Contemplations on queerness, transness, and other Otherness.

Thursday, January 19, 2012

learning consent 1 (in anticipation of future learning)

       My life has changed a lot since an incident of partner rape several years ago. Much of this has been merely congruent change, but much has also been consequent change. Some of this has been unconscious, involuntary. My body twitches and spasms a lot. i startle easily. i feel intensely vulnerable and more scared than beforehand. In the couple months directly following the event, i took enough drugs to block out the sun but not the pain. This habit shifted for a few years into alcohol and meaningless sex.
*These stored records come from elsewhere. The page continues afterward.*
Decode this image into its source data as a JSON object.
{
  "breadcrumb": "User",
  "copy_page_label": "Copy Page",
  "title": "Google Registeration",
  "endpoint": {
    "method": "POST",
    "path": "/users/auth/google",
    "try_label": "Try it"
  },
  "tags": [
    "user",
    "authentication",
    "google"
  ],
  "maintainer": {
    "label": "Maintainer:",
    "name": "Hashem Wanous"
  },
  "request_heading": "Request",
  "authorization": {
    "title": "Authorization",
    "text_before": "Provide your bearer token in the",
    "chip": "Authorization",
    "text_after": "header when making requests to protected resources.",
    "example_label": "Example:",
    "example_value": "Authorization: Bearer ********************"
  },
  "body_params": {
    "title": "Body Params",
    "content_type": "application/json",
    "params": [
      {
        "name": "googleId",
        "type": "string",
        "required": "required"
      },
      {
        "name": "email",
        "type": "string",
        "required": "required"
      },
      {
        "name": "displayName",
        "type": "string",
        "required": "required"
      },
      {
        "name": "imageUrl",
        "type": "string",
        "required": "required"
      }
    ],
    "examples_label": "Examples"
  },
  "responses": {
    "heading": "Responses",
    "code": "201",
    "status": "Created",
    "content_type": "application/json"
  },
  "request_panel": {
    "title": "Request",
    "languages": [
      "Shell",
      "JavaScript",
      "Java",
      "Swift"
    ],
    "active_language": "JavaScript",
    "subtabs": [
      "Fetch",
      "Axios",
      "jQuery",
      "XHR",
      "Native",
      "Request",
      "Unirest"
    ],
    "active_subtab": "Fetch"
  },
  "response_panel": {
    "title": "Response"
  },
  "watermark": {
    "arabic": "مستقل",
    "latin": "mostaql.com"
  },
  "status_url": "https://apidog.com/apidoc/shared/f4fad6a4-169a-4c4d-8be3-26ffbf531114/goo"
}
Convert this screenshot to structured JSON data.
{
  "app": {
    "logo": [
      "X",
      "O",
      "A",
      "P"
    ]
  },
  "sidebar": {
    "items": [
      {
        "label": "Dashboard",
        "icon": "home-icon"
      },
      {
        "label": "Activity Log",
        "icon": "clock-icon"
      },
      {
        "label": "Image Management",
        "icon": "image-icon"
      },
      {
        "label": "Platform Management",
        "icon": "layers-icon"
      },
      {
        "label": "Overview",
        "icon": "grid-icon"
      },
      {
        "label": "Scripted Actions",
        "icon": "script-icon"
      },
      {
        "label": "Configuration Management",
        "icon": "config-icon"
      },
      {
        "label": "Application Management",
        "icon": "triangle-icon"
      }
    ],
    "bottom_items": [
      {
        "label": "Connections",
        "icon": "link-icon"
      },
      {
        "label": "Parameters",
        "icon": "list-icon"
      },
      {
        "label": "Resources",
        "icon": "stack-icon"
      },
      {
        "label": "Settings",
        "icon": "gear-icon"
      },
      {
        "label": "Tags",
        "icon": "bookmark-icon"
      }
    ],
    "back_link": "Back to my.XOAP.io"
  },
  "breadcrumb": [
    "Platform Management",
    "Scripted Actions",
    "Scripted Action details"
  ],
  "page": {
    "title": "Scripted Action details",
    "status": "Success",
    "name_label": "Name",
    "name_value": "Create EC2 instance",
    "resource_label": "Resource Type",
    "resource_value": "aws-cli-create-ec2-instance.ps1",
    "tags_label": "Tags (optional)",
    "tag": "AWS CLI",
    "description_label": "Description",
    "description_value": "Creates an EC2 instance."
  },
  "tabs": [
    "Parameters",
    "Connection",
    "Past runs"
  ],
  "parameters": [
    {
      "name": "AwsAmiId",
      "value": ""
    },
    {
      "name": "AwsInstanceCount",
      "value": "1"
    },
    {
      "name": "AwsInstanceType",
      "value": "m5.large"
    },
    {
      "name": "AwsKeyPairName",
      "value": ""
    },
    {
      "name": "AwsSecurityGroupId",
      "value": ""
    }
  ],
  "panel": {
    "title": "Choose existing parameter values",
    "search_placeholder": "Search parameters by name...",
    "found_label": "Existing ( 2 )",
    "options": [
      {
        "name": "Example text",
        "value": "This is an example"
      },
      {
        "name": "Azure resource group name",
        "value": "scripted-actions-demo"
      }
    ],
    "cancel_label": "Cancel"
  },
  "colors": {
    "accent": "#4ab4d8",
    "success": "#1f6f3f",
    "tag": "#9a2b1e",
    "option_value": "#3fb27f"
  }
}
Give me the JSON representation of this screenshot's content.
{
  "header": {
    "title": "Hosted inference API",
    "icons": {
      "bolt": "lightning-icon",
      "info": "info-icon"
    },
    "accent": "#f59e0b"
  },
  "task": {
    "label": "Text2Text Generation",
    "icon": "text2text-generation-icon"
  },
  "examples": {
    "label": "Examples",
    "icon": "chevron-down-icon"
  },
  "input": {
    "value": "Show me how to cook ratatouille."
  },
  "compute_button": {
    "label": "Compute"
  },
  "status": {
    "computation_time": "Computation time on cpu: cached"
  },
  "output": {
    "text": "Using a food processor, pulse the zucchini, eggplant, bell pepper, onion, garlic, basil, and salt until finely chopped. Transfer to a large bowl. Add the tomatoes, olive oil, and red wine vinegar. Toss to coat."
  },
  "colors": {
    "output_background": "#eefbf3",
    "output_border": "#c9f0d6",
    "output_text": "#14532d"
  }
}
       Eventually, i cleaned up, came to, and did a lot of active healing and trying to understand my reaction to this experience. Most importantly, i learned about consent. i’m talking about real consent, not just the “they didn’t say no” variety. The fact that my partner hurt me taught me that i could hurt people. This is a lesson i haven’t taken lightly, and a lesson that actually makes me thankful for the experience.

       i’ve learned to be careful with others. i’ve learned that things that i mean to feel good might not. i’ve learned to ask. i’ve made it habit to ask if people are ok, if what i’m doing feels good, if they still want to be there.

       i’ve learned that communication happens in different ways for different people, or at different times. Sometimes asking “Are you ok?” works well, sometimes it seems more effective to ask “Are you here? Do you want to be here?,” or “What do you want in this moment?” i know that i’m more comfortable with certain methods of consent at different moments.

       i’ve learned to look for subtle cues. These are often cues that i’m aware that i give, like a muscle spasm or a lack of eye contact. But i’ve also taught myself to learn with people, to listen to their bodies as well as their words. i have worked hard to acknowledge that i can hurt by not actively working at not hurting.

       And i’ve learned that if i hurt someone, i can check that and support them if that’s welcomed. In my own life, it’s not the worst thing to be hurt, especially accidentally, but that a lack of acknowledgement and support feels much worse for me. In recognizing this, i’ve tried to become open to hearing other folks’ experience and trying to provide what they need in a given moment.

       At some point, it dawned on me that consent wasn’t just important during sex. Consent is relevant in every interaction. A conversation or question can be as unwelcome as a touch. So i try to check in when things get heavy. i want to give people the capacity to shift as needed, and to ask for support if they want it.

       None of this is meant to imply that people cannot handle themselves. i’ve simply found that it’s easier to self-advocate when given explicit room. Again, this is not to say that folks cannot stand up if they need to, but i want to work to make that easier. i’d like to set the precedent that it is ok to have needs in any given moment, and making explicit room for them is a way that i work toward this end.

       i’ve also learned to self-advocate more clearly. i’ve learned to say no, and other ways to slow, stop, or shift situations, sexual or otherwise, that make me feel unsafe. This is not universally true, but is increasingly so.

       Further, i’ve learned the importance of initiating, and participating in, check in conversations outside of whatever event. Even if something was totally ok, it’s nice to have space to say that, and to appreciate that if something wasn’t ok there would be space for it. This tends to make space feel safer in the future, and cultivating safe futures feels incredibly important.

       None of this is to say that i, or people in general, are dangerous and terrible, or that contact of any sort should be wrought with fear. Quite the opposite, really. People can be fantastic. This is only made better, in my experience anyway, when i know that support and openness are norms. Simply having this space for “no” seems to make “yes” so much fuller.

       Learning to cultivate this space, learning to support, learning to acknowledge my capacity to damage, has made me thankful for my rape. Despite all the hardships that came from it, that still come from it, it was an impetus for a profound change in my life. This change has made me a better person, and has hopefully made the lives of those around me feel safer, if only for a moment. For this, i am deeply thankful.